◆ **TO DO**: Whenever the string "JSON" turns up in a line of the data below, copy that line.

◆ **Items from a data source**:
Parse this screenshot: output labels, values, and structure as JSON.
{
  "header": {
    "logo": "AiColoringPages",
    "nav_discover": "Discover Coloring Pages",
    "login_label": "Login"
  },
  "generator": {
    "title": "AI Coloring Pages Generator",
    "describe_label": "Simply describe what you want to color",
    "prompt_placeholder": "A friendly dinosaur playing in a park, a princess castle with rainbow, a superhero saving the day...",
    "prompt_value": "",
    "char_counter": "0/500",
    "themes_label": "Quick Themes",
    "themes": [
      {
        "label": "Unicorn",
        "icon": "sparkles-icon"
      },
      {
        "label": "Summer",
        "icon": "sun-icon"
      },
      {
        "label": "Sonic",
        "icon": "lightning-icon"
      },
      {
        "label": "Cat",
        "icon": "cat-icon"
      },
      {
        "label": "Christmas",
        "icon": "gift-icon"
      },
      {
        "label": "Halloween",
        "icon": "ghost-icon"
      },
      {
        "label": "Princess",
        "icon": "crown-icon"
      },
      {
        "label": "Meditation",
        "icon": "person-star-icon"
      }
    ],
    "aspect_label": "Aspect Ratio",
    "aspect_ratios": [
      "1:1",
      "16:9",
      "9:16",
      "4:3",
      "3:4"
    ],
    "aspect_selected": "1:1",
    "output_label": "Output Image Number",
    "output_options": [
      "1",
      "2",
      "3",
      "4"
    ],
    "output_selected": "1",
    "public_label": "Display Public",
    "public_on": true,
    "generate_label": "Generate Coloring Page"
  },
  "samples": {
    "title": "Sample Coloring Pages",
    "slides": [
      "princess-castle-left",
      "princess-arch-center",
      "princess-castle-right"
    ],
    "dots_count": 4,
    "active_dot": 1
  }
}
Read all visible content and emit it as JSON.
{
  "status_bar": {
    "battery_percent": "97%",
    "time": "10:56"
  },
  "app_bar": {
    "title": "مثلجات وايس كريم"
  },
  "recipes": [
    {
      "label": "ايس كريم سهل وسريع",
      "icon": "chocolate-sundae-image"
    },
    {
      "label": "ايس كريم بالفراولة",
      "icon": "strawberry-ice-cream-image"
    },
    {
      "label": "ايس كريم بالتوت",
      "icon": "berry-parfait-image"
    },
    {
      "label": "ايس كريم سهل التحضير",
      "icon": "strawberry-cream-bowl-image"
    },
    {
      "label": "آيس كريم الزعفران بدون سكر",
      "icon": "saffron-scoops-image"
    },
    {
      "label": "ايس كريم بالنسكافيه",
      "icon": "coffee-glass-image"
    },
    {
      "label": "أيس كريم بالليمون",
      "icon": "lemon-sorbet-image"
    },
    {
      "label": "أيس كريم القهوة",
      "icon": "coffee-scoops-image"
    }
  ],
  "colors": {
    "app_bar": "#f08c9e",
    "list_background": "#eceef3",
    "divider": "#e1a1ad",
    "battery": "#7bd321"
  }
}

◆ **EXERCISE ANSWER**:
Parse this screenshot: output labels, values, and structure as JSON.
Read all visible content and emit it as JSON.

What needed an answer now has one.